Me: In that case, please cancel the card. I’ve had lots of Citi cards (this is so true!) and been a loyal customer, but I’m disappointed that you won’t waive the annual fee and match the best current offer since I just got the card.
(In retrospect, I should have hung-up and called again, before asking the rep to cancel the card. But sometimes patience is not my strong point.)
Rep: I’m sorry to hear that. Please stay on the line while I transfer you to someone who can help you.
Me: Sure, no problem!
(I was very happy to be transferred to the account specialist, because I knew my chances of getting a retention bonus or a statement credit were high.)
Account Specialist: Good Morning! Let’s see what we have here. I see that you just got this card. Why do you want to cancel it so soon?
(The account specialists are usually a lot smoother than the regular customer service reps and their job is to get you to not cancel the card. Use this to your advantage by telling them how much you like the card, but…)
Me: I really don’t want to cancel it, but the annual fee of $125 is too much to pay especially since Citi now has an offer which waives the annual fee. I really liked the card and spent over $2,500 on it (true, since that was the minimum spending required to get the 50,000 point bonus), but I’ll now have to use my Chase Sapphire Preferred card which waives the fee for the 1st year.
(My goal was to point out that:
- I really didn’t want to cancel the card, but was being forced to because of the annual fee
- I was a profitable customer for Citi
- I knew my options and was willing to use a competitor bank’s card
Citi’s account specialists are very reasonable and will usually make you a good counter offer)
Account Specialist: Ok, let’s see what we can do. Here’s what I can do since we value your business.

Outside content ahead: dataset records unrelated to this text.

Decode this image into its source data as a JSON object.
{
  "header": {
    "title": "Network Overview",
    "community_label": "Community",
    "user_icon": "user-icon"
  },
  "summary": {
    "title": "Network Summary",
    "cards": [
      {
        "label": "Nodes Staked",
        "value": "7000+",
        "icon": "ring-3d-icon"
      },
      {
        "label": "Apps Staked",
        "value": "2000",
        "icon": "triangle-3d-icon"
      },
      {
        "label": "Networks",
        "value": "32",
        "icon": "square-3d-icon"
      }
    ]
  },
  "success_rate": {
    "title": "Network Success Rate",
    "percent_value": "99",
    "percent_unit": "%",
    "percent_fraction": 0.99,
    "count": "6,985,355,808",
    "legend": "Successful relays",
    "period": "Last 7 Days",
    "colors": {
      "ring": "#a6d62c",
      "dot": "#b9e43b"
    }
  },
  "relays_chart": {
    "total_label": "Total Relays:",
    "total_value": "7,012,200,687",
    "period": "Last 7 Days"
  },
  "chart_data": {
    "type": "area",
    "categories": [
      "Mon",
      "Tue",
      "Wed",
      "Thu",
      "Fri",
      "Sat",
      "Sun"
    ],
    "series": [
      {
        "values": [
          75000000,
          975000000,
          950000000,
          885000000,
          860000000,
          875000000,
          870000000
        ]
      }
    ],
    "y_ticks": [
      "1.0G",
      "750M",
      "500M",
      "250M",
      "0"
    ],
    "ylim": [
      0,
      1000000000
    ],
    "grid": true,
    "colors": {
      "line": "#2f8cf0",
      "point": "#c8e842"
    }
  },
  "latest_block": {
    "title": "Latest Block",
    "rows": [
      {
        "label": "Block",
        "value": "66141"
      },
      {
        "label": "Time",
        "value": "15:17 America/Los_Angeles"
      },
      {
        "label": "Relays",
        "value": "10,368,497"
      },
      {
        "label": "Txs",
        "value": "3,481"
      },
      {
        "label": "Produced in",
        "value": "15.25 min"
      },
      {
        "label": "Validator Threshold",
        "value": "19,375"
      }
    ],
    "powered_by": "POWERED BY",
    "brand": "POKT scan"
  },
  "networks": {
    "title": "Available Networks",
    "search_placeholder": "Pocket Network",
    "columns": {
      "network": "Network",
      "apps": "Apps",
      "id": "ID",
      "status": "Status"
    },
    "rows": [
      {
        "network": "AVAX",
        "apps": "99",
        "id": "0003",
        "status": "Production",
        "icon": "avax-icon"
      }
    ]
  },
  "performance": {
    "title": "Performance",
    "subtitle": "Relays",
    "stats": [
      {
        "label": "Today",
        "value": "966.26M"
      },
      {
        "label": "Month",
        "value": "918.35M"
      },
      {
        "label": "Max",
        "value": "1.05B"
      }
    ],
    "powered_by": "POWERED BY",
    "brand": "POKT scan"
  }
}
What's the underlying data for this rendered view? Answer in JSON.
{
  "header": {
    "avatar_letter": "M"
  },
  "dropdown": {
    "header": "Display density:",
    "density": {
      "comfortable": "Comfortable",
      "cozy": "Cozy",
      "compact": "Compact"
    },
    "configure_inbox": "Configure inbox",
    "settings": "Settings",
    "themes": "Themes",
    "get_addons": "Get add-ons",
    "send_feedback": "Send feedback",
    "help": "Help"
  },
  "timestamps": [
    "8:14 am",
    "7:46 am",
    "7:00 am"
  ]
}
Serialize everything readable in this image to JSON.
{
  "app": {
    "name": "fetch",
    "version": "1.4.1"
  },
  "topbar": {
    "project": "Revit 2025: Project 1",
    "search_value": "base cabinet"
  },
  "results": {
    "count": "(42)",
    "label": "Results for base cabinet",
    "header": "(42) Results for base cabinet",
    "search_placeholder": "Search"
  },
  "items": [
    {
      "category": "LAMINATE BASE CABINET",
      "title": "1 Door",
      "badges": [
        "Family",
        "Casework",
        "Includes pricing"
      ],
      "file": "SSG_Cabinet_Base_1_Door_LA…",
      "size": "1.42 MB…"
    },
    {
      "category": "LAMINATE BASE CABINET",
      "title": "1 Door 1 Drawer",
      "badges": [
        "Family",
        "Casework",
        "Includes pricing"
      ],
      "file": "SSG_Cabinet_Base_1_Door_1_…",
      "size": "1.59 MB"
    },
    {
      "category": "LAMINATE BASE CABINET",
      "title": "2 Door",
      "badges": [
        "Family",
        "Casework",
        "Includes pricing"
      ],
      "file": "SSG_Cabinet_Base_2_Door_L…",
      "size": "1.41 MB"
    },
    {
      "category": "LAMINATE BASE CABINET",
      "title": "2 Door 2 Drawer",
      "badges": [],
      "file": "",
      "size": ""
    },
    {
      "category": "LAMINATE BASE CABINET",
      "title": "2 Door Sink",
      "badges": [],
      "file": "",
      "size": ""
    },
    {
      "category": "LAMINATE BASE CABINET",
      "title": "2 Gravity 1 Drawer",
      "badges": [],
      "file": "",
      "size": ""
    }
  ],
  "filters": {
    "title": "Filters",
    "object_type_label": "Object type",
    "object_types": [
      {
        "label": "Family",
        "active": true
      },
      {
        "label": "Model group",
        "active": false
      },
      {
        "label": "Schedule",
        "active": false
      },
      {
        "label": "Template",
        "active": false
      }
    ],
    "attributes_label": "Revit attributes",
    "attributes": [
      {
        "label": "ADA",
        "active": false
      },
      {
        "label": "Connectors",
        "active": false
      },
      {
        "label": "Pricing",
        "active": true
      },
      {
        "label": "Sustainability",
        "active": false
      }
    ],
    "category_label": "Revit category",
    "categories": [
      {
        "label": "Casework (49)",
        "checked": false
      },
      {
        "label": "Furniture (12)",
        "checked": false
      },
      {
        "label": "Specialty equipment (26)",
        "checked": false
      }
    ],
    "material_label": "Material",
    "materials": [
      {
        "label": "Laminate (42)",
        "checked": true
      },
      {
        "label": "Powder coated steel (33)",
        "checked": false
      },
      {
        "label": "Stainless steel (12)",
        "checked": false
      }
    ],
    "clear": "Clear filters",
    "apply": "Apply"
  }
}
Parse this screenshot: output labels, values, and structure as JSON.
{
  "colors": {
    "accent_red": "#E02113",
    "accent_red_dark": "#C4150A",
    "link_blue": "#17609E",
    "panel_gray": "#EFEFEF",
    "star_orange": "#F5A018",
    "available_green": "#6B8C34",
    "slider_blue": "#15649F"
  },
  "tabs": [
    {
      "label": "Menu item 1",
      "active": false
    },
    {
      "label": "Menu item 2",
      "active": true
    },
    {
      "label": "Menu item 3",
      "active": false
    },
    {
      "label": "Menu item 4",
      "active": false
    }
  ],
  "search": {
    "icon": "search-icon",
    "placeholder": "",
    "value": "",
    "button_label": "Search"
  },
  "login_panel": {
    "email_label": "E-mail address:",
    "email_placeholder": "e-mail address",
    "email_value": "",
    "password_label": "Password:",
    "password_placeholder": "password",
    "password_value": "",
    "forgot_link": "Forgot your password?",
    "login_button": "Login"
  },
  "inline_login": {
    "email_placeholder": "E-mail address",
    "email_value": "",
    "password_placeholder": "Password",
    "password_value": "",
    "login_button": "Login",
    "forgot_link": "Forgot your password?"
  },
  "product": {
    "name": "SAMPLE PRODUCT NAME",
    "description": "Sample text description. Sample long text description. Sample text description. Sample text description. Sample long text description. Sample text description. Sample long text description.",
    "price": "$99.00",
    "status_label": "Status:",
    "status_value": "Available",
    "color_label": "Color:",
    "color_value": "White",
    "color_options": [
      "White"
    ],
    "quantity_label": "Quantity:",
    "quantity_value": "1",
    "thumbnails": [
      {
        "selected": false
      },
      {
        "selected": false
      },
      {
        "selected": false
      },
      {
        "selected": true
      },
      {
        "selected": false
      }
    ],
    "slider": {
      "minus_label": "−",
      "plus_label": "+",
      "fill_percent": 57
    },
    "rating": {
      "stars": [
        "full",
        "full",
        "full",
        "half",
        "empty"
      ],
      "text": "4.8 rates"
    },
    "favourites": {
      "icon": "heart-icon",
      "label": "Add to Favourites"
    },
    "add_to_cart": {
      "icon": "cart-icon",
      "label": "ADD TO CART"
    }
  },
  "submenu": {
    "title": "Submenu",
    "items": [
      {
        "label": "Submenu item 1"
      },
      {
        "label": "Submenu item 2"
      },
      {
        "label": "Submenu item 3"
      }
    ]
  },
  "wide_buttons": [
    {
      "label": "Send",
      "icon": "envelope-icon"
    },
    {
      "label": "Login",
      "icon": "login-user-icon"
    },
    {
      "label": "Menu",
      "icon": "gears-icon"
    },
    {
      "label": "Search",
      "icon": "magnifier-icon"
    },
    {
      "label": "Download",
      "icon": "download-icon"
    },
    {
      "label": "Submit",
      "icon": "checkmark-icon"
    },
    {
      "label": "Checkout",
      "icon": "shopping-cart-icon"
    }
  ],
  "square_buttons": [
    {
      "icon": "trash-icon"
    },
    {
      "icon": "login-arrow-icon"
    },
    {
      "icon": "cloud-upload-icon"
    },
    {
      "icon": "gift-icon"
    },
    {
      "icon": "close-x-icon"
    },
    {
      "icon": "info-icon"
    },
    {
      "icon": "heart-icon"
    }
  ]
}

We’ll waive your account fee if you spend another $4,000 within 3 months or we’ll give you 10,000 Thank You points just for keeping the account open.
Me: Hmmm, I’ll take the 10,000 Thank You points. Thanks so much!
(I chose to take the points, because I wouldn’t be able to spend another $4,000 on the card within 3 months. And 10,000 Thank You Points can be redeemed for $125 in air tickets through the Thank You portal)
Citi was initially reluctant to match the terms of the better offer, but did so when I asked to cancel the card.
However, you may find it easier to get Citi to match an offer. Here’s what Million Mile Secrets reader Everett wrote in the comments yesterday (bolding mine).
So I sent Citi an Secure Message about bumping my 50k bonus on both cards to match the $150 statement credit offer. This is the response I got: “Thank you for using Citibank Online. We regret we are unable to add the statement credit offer to your account as requested. As a goodwill gesture, we have added an additional 7,500 AAdvantage miles to your account. This additional amounts will be reported to American Airlines with your first purchase amounts.”
So if like me you missed out on the 75k offer and signed up for the 5ok offer instead, you may be able to at least get something for trying. Good luck!
Everett got Citi to credit him with points after just 1 secure message!
Unlike Chase, that readily matches the terms of the best current offer if you applied for a card within the last 3 months, Citi does not easily match the best current offer if you recently applied for a credit card.
But sometimes persistence and offering to cancel your account may also get Citi to match you to the best current offer. If you do suggest that Citi cancel your account, be sure to do this after you have received the sign-up bonus, and used all the Thank You points. For cards earning American Airline miles, you don’t have to worry as long as the miles are in your account.
Have you been successful getting Citi to match you to a better offer?